──────── THE DATA

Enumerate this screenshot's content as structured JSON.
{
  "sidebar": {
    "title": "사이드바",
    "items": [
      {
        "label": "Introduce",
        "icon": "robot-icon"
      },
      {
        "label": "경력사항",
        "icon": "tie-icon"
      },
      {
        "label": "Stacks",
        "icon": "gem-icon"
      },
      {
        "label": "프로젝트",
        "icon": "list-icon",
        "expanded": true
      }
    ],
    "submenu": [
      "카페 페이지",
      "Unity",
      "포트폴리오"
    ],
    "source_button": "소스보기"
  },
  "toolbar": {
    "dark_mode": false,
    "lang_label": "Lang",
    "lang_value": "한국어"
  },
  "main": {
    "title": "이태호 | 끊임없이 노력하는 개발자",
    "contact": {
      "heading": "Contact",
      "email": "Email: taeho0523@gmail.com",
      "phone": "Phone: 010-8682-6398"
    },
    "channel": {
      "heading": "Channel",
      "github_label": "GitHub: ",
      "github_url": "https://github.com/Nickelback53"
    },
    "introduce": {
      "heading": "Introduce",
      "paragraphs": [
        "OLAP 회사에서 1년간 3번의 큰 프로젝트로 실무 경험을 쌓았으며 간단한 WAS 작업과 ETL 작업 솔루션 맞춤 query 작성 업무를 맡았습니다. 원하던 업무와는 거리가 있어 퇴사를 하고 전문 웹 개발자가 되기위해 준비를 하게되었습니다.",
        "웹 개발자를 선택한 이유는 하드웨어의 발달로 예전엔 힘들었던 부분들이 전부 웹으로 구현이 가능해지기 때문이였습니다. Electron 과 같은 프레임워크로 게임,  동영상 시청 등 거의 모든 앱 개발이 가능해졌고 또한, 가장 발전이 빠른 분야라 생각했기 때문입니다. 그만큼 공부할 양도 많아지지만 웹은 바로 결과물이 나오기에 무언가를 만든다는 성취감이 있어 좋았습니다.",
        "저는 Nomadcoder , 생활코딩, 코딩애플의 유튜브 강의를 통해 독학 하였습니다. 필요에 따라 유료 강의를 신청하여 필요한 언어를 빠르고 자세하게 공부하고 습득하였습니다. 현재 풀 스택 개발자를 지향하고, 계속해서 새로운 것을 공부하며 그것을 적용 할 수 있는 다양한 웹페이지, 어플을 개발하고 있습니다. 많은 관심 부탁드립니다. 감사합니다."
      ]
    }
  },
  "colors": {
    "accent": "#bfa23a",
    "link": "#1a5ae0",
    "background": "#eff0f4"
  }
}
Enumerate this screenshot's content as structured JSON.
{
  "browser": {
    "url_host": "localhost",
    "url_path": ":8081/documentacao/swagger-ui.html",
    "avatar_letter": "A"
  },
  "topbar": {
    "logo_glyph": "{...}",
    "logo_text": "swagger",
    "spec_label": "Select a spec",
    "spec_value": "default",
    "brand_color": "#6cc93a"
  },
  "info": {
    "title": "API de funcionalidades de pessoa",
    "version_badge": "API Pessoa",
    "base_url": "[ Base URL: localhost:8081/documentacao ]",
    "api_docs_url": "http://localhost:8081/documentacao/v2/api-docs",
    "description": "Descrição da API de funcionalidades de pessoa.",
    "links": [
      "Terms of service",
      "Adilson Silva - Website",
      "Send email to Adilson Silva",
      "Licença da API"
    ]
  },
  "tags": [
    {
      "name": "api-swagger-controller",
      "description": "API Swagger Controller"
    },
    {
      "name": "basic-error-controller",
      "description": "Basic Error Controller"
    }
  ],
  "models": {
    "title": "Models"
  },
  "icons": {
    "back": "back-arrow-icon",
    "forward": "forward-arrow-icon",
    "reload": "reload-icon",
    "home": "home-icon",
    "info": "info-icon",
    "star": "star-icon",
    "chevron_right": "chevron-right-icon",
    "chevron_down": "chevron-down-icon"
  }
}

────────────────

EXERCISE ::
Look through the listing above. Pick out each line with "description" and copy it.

SOLUTION FOR THIS TASK ::
    "description": "Descrição da API de funcionalidades de pessoa.",
      "description": "API Swagger Controller"
      "description": "Basic Error Controller"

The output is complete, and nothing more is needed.